Bay boaters can toss their tide charts to the wind — they won’t need them anymore.
A new iPhone application that can provide live readings of currents and tides, as well as predictions for future conditions, is intended to give boating enthusiasts an alternative to the paper maps and charts that previously helped them navigate.
Bay Currents, a free app developed by San Francisco State University researchers, pairs an iPhone or iPad’s GPS location services with radar sensors along the shore that measure tides to give boaters an estimate of the tide conditions within a 500-foot radius of their vessel.
The technology is an alternative to maps and charts that estimate tide conditions based on historic averages.
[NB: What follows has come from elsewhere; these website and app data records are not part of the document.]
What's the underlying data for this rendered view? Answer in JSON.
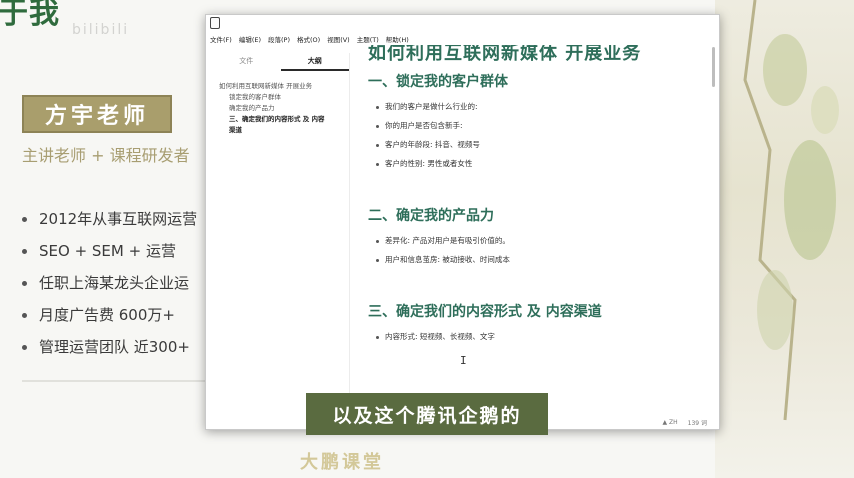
{
  "slide": {
    "title": "于我",
    "name_badge": "方宇老师",
    "role": "主讲老师 + 课程研发者",
    "bio": [
      "2012年从事互联网运营",
      "SEO + SEM + 运营",
      "任职上海某龙头企业运",
      "月度广告费 600万+",
      "管理运营团队 近300+"
    ],
    "brand": "大鹏课堂"
  },
  "app": {
    "menu": [
      "文件(F)",
      "编辑(E)",
      "段落(P)",
      "格式(O)",
      "视图(V)",
      "主题(T)",
      "帮助(H)"
    ],
    "tabs": [
      "文件",
      "大纲"
    ],
    "outline": {
      "root": "如何利用互联网新媒体 开展业务",
      "children": [
        "锁定我的客户群体",
        "确定我的产品力"
      ],
      "current": "三、确定我们的内容形式 及 内容渠道"
    },
    "doc": {
      "title": "如何利用互联网新媒体 开展业务",
      "sections": [
        {
          "heading": "一、锁定我的客户群体",
          "bullets": [
            "我们的客户是做什么行业的:",
            "你的用户是否包含新手:",
            "客户的年龄段: 抖音、视频号",
            "客户的性别: 男性或者女性"
          ]
        },
        {
          "heading": "二、确定我的产品力",
          "bullets": [
            "差异化: 产品对用户是有吸引价值的。",
            "用户和信息茧房: 被动接收、时间成本"
          ]
        },
        {
          "heading": "三、确定我们的内容形式 及 内容渠道",
          "bullets": [
            "内容形式: 短视频、长视频、文字"
          ]
        }
      ]
    },
    "status": {
      "warn": "▲ ZH",
      "words": "139 词"
    }
  },
  "subtitle": "以及这个腾讯企鹅的",
  "colors": {
    "heading_green": "#2e6e5a",
    "badge_olive": "#a99e6c",
    "subtitle_bg": "#5a6b40"
  }
}
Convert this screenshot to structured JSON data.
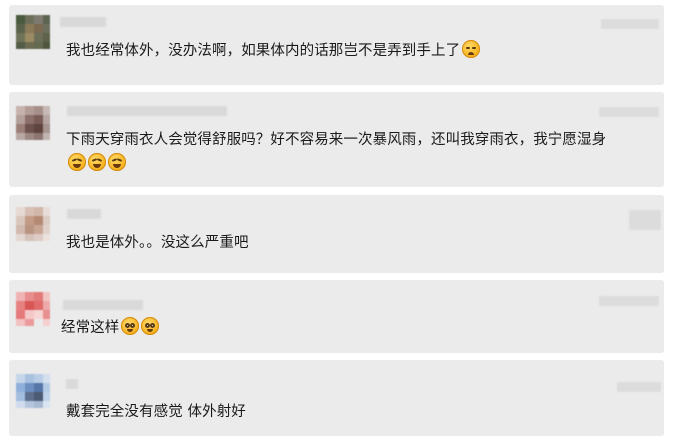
{
  "comments": [
    {
      "text": "我也经常体外，没办法啊，如果体内的话那岂不是弄到手上了",
      "emojis": [
        "crying-face-icon"
      ]
    },
    {
      "text": "下雨天穿雨衣人会觉得舒服吗？好不容易来一次暴风雨，还叫我穿雨衣，我宁愿湿身",
      "emojis": [
        "laughing-face-icon",
        "laughing-face-icon",
        "laughing-face-icon"
      ]
    },
    {
      "text": "我也是体外。。没这么严重吧",
      "emojis": []
    },
    {
      "text": "经常这样",
      "emojis": [
        "pleading-face-icon",
        "pleading-face-icon"
      ]
    },
    {
      "text": "戴套完全没有感觉 体外射好",
      "emojis": []
    }
  ]
}
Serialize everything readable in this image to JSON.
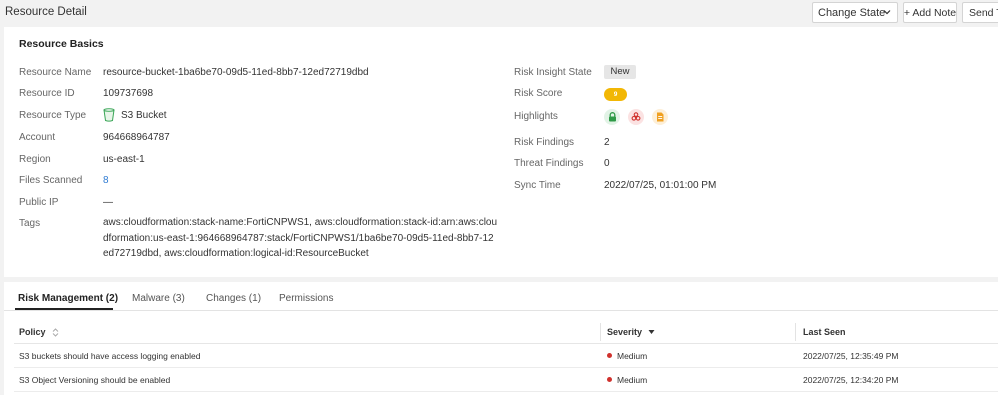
{
  "header": {
    "title": "Resource Detail",
    "change_state_label": "Change State",
    "add_note_label": "+ Add Note",
    "send_to_label": "Send To"
  },
  "basics": {
    "section_title": "Resource Basics",
    "labels": {
      "name": "Resource Name",
      "id": "Resource ID",
      "type": "Resource Type",
      "account": "Account",
      "region": "Region",
      "files_scanned": "Files Scanned",
      "public_ip": "Public IP",
      "tags": "Tags"
    },
    "values": {
      "name": "resource-bucket-1ba6be70-09d5-11ed-8bb7-12ed72719dbd",
      "id": "109737698",
      "type": "S3 Bucket",
      "type_icon": "s3-bucket-icon",
      "account": "964668964787",
      "region": "us-east-1",
      "files_scanned": "8",
      "public_ip": "—",
      "tags": "aws:cloudformation:stack-name:FortiCNPWS1, aws:cloudformation:stack-id:arn:aws:cloudformation:us-east-1:964668964787:stack/FortiCNPWS1/1ba6be70-09d5-11ed-8bb7-12ed72719dbd, aws:cloudformation:logical-id:ResourceBucket"
    }
  },
  "risk": {
    "labels": {
      "insight_state": "Risk Insight State",
      "score": "Risk Score",
      "highlights": "Highlights",
      "risk_findings": "Risk Findings",
      "threat_findings": "Threat Findings",
      "sync_time": "Sync Time"
    },
    "values": {
      "insight_state": "New",
      "score": "9",
      "highlights": [
        "lock-icon",
        "biohazard-icon",
        "document-icon"
      ],
      "risk_findings": "2",
      "threat_findings": "0",
      "sync_time": "2022/07/25, 01:01:00 PM"
    },
    "colors": {
      "score_badge": "#f2b705",
      "link": "#2f7bd2",
      "severity_medium": "#d0312d"
    }
  },
  "tabs": [
    {
      "label": "Risk Management (2)",
      "active": true
    },
    {
      "label": "Malware (3)",
      "active": false
    },
    {
      "label": "Changes (1)",
      "active": false
    },
    {
      "label": "Permissions",
      "active": false
    }
  ],
  "table": {
    "columns": [
      "Policy",
      "Severity",
      "Last Seen"
    ],
    "rows": [
      {
        "policy": "S3 buckets should have access logging enabled",
        "severity": "Medium",
        "last_seen": "2022/07/25, 12:35:49 PM"
      },
      {
        "policy": "S3 Object Versioning should be enabled",
        "severity": "Medium",
        "last_seen": "2022/07/25, 12:34:20 PM"
      }
    ]
  }
}
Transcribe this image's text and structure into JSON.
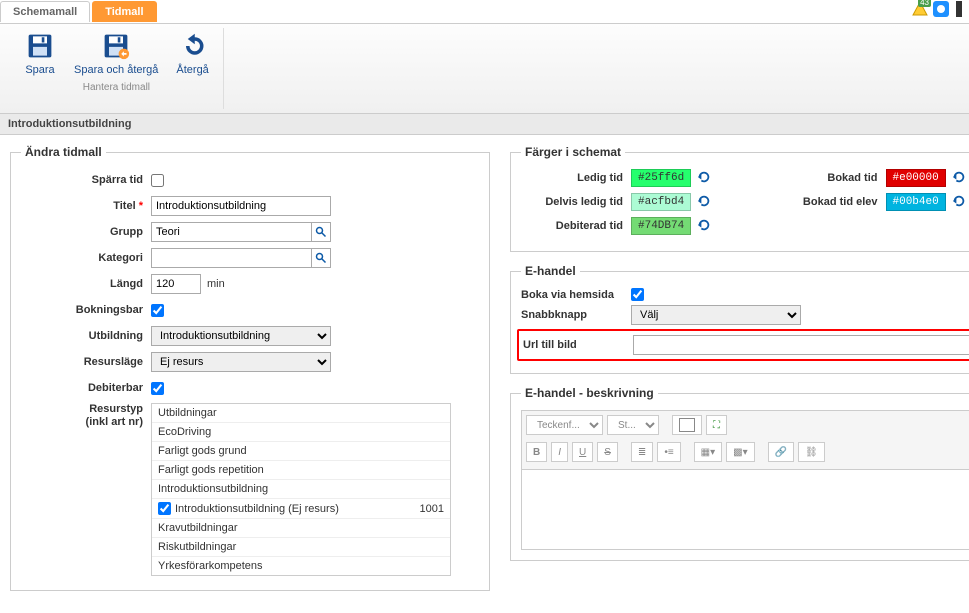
{
  "tabs": {
    "schemamall": "Schemamall",
    "tidmall": "Tidmall"
  },
  "notifications": {
    "count": "43"
  },
  "ribbon": {
    "spara": "Spara",
    "spara_aterga": "Spara och återgå",
    "aterga": "Återgå",
    "group_label": "Hantera tidmall"
  },
  "breadcrumb": "Introduktionsutbildning",
  "fieldsets": {
    "andra_tidmall": "Ändra tidmall",
    "farger": "Färger i schemat",
    "ehandel": "E-handel",
    "ehandel_beskr": "E-handel - beskrivning"
  },
  "form": {
    "sparra_label": "Spärra tid",
    "titel_label": "Titel",
    "titel_value": "Introduktionsutbildning",
    "grupp_label": "Grupp",
    "grupp_value": "Teori",
    "kategori_label": "Kategori",
    "kategori_value": "",
    "langd_label": "Längd",
    "langd_value": "120",
    "langd_unit": "min",
    "bokningsbar_label": "Bokningsbar",
    "utbildning_label": "Utbildning",
    "utbildning_value": "Introduktionsutbildning",
    "resurslage_label": "Resursläge",
    "resurslage_value": "Ej resurs",
    "debiterbar_label": "Debiterbar",
    "resurstyp_label1": "Resurstyp",
    "resurstyp_label2": "(inkl art nr)"
  },
  "resurs_items": [
    {
      "label": "Utbildningar",
      "checked": false,
      "art": ""
    },
    {
      "label": "EcoDriving",
      "checked": false,
      "art": ""
    },
    {
      "label": "Farligt gods grund",
      "checked": false,
      "art": ""
    },
    {
      "label": "Farligt gods repetition",
      "checked": false,
      "art": ""
    },
    {
      "label": "Introduktionsutbildning",
      "checked": false,
      "art": ""
    },
    {
      "label": "Introduktionsutbildning (Ej resurs)",
      "checked": true,
      "art": "1001"
    },
    {
      "label": "Kravutbildningar",
      "checked": false,
      "art": ""
    },
    {
      "label": "Riskutbildningar",
      "checked": false,
      "art": ""
    },
    {
      "label": "Yrkesförarkompetens",
      "checked": false,
      "art": ""
    }
  ],
  "colors": {
    "ledig_label": "Ledig tid",
    "ledig_value": "#25ff6d",
    "delvis_label": "Delvis ledig tid",
    "delvis_value": "#acfbd4",
    "debiterad_label": "Debiterad tid",
    "debiterad_value": "#74DB74",
    "bokad_label": "Bokad tid",
    "bokad_value": "#e00000",
    "bokad_elev_label": "Bokad tid elev",
    "bokad_elev_value": "#00b4e0"
  },
  "ehandel": {
    "boka_label": "Boka via hemsida",
    "snabb_label": "Snabbknapp",
    "snabb_value": "Välj",
    "url_label": "Url till bild",
    "url_value": ""
  },
  "editor": {
    "font_sel": "Teckenf...",
    "size_sel": "St..."
  }
}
Developers say it could be particularly useful in the Bay Area, where currents are notoriously unpredictable.
“When you look at an arrow on our map, that’s what the water was measured to be doing — it’s not a model,” said Jim Pettigrew, the project’s operations manager.
The app comes from tide-tracking technology that researchers from a consortium of Northern California universities have been perfecting over the past seven years. On-shore sensors send signals that bounce off waves and send back information that helps scientists determine their direction and strength.
The technology has helped predict where oil slicks will spread and assisted in rescue searches, according to Newell Garfield, a geosciences professor at San Francisco State University, who helped develop the app.
Bay Currents is the first product to make the technology available and useful to the general public.
So far, Bay Currents is only available on iPhones and iPads. Researchers don’t have any immediate plans for an Android version, but will consider expanding the application based on user interest and funding.